The Place: Daytona Speedway
The Date: February 18, 2001
The loss: Unimaginable
Certain events in life come along like the Kennedy assassination, the Space Shuttle Challenger disaster, and the attack on the twin towers. They have weight and depth of devastation to tattoo your memory with a lifetime of mental ink.
For the NASCAR fan that event is Dale Earnhardt’s turn four crash on the last lap of the 2001 Daytona 500. Up ahead, his son running in second place behind his friend, Michael Waltrip, both driving cars belonging to Dale, crossed the finish line in 1st and 2nd place. That would be Waltrip’s first NASCAR win and as the team celebrated in Victory Lane, Waltrip waited for his mentor and car owner to arrive, not knowing the horrific scene unfolding in the turn four infield.
Years later Michael reflected back on that day and said, “What should of been the best day of my life turned into the worst day of my life.”
The seven time NASCAR Sprint Cup Champion died like he lived, hard charging and racing through life. Dale Earnhardt was a lot of things to a lot of people, but to fans he will always be remembered as the “Intimidator.”
I had the privilege of meeting him in person, when he took a few minutes of his time to talk to me about racing in the Winston Cup. I suppose at the time I minimized the meeting. I was rubbing elbows with the giants of the sport as I roamed the media centers of Daytona, Darlington, Rockingham, and Charlotte. For those few years in the late eighties, our path’s would cross and he would take a minute to speak.
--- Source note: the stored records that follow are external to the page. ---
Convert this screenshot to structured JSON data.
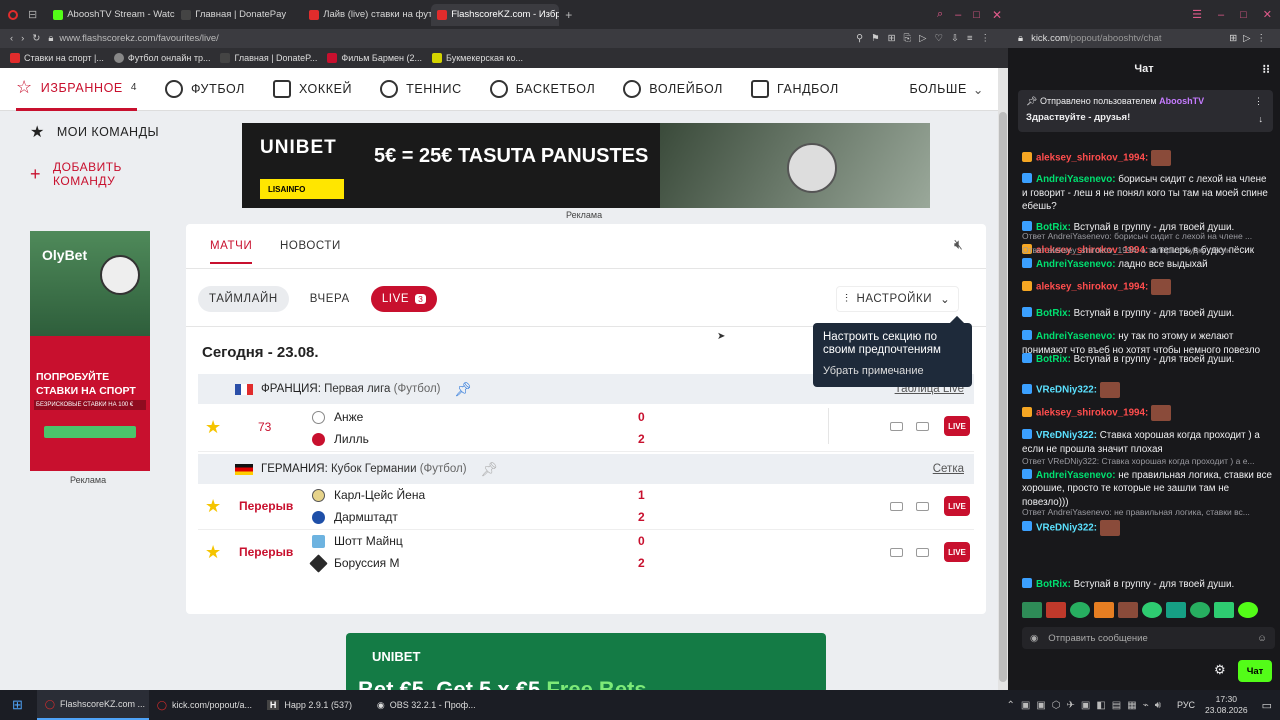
{
  "browser": {
    "tabs": [
      {
        "label": "AbooshTV Stream - Watch",
        "fav": "#53fc18"
      },
      {
        "label": "Главная | DonatePay",
        "fav": "#222"
      },
      {
        "label": "Лайв (live) ставки на фут",
        "fav": "#e12c2c"
      },
      {
        "label": "FlashscoreKZ.com - Избра",
        "fav": "#e12c2c"
      }
    ],
    "url": "www.flashscorekz.com/favourites/live/",
    "bookmarks": [
      "Ставки на спорт |...",
      "Футбол онлайн тр...",
      "Главная | DonateP...",
      "Фильм Бармен (2...",
      "Букмекерская ко..."
    ]
  },
  "nav": {
    "favorites": "ИЗБРАННОЕ",
    "favorites_count": "4",
    "items": [
      "ФУТБОЛ",
      "ХОККЕЙ",
      "ТЕННИС",
      "БАСКЕТБОЛ",
      "ВОЛЕЙБОЛ",
      "ГАНДБОЛ"
    ],
    "more": "БОЛЬШЕ"
  },
  "sidebar": {
    "my_teams": "МОИ КОМАНДЫ",
    "add_team_1": "ДОБАВИТЬ",
    "add_team_2": "КОМАНДУ",
    "ad_label": "Реклама",
    "ad_brand": "OlyBet",
    "ad_text_1": "ПОПРОБУЙТЕ",
    "ad_text_2": "СТАВКИ НА СПОРТ",
    "ad_text_3": "БЕЗРИСКОВЫЕ СТАВКИ НА 100 €"
  },
  "banner": {
    "brand": "UNIBET",
    "headline": "5€ = 25€ TASUTA PANUSTES",
    "cta": "LISAINFO",
    "label": "Реклама"
  },
  "tabs": {
    "matches": "МАТЧИ",
    "news": "НОВОСТИ"
  },
  "filters": {
    "timeline": "ТАЙМЛАЙН",
    "yesterday": "ВЧЕРА",
    "live": "LIVE",
    "live_count": "3",
    "settings": "НАСТРОЙКИ"
  },
  "tooltip": {
    "text": "Настроить секцию по своим предпочтениям",
    "dismiss": "Убрать примечание"
  },
  "date": "Сегодня - 23.08.",
  "leagues": [
    {
      "country": "ФРАНЦИЯ:",
      "name": "Первая лига",
      "sport": "(Футбол)",
      "link": "Таблица Live"
    },
    {
      "country": "ГЕРМАНИЯ:",
      "name": "Кубок Германии",
      "sport": "(Футбол)",
      "link": "Сетка"
    }
  ],
  "matches": [
    {
      "status": "73",
      "home": "Анже",
      "away": "Лилль",
      "home_score": "0",
      "away_score": "2"
    },
    {
      "status": "Перерыв",
      "home": "Карл-Цейс Йена",
      "away": "Дармштадт",
      "home_score": "1",
      "away_score": "2"
    },
    {
      "status": "Перерыв",
      "home": "Шотт Майнц",
      "away": "Боруссия М",
      "home_score": "0",
      "away_score": "2"
    }
  ],
  "live_badge": "LIVE",
  "bottom_ad": {
    "brand": "UNIBET",
    "text": "Bet €5, Get 5 x €5",
    "highlight": "Free Bets"
  },
  "chat": {
    "url_host": "kick.com",
    "url_path": "/popout/abooshtv/chat",
    "title": "Чат",
    "pinned_by": "Отправлено пользователем",
    "pinned_user": "AbooshTV",
    "pinned_text": "Здраствуйте - друзья!",
    "messages": [
      {
        "user": "aleksey_shirokov_1994:",
        "text": "",
        "color": "red",
        "reply": ""
      },
      {
        "user": "AndreiYasenevo:",
        "text": "борисыч сидит с лехой на члене и говорит - леш я не понял кого ты там на моей спине ебешь?",
        "color": "green",
        "reply": ""
      },
      {
        "user": "BotRix:",
        "text": "Вступай в группу - для твоей души.",
        "color": "green",
        "reply": ""
      },
      {
        "user": "aleksey_shirokov_1994:",
        "text": "а теперь в будку пёсик",
        "color": "red",
        "reply": "Ответ AndreiYasenevo: борисыч сидит с лехой на члене ..."
      },
      {
        "user": "AndreiYasenevo:",
        "text": "ладно все выдыхай",
        "color": "green",
        "reply": "Ответ aleksey_shirokov_1994: а теперь в будку пёсик"
      },
      {
        "user": "aleksey_shirokov_1994:",
        "text": "",
        "color": "red",
        "reply": ""
      },
      {
        "user": "BotRix:",
        "text": "Вступай в группу - для твоей души.",
        "color": "green",
        "reply": ""
      },
      {
        "user": "AndreiYasenevo:",
        "text": "ну так по этому и желают понимают что въеб но хотят чтобы немного повезло",
        "color": "green",
        "reply": ""
      },
      {
        "user": "BotRix:",
        "text": "Вступай в группу - для твоей души.",
        "color": "green",
        "reply": ""
      },
      {
        "user": "VReDNiy322:",
        "text": "",
        "color": "cyan",
        "reply": ""
      },
      {
        "user": "aleksey_shirokov_1994:",
        "text": "",
        "color": "red",
        "reply": ""
      },
      {
        "user": "VReDNiy322:",
        "text": "Ставка хорошая когда проходит ) а если не прошла значит плохая",
        "color": "cyan",
        "reply": ""
      },
      {
        "user": "AndreiYasenevo:",
        "text": "не правильная логика, ставки все хорошие, просто те которые не зашли там не повезло)))",
        "color": "green",
        "reply": "Ответ VReDNiy322: Ставка хорошая когда проходит ) а е..."
      },
      {
        "user": "VReDNiy322:",
        "text": "",
        "color": "cyan",
        "reply": "Ответ AndreiYasenevo: не правильная логика, ставки вс..."
      },
      {
        "user": "BotRix:",
        "text": "Вступай в группу - для твоей души.",
        "color": "green",
        "reply": ""
      }
    ],
    "input_placeholder": "Отправить сообщение",
    "send": "Чат"
  },
  "taskbar": {
    "items": [
      "FlashscoreKZ.com ...",
      "kick.com/popout/a...",
      "Happ 2.9.1 (537)",
      "OBS 32.2.1 - Проф..."
    ],
    "lang": "РУС",
    "time": "17:30",
    "date": "23.08.2026"
  }
}
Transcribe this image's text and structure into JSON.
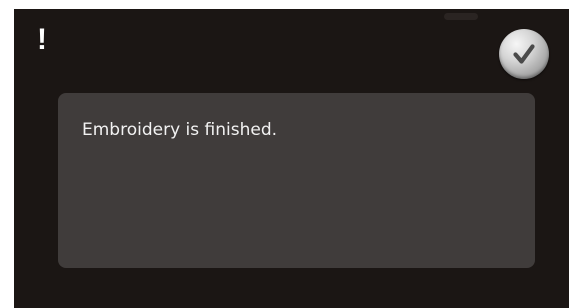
{
  "dialog": {
    "alert_icon": "!",
    "confirm_button": {
      "icon": "checkmark-icon"
    },
    "message": "Embroidery is finished."
  },
  "colors": {
    "screen_background": "#1b1614",
    "message_panel": "#403c3b",
    "text": "#f2f2f2"
  }
}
He was always friendly in that Dale Earnhardt kind of way, larger than life and just as generous.
I’m not going to spend a bunch of time going over his career. If you don’t know by now you probably never will, but in case you are interested, go HERE. I just wanted to pay my respects to the Intimidator. The sport is a better and safer place today for everything he gave to it, including his life. Few men impact their sport to the extent that Dale Earnhardt influenced NASCAR.
On lap three of Sunday’s Daytona 500, NASCAR has asked for a moment of silence in reverence to Dale Earnhardt. The only thing you will hear is the roar of horsepower as today’s drivers go about their business of competition. How fitting.
“You can’t let one bad moment spoil a bunch of good ones.” ~Dale Earnhardt Sr.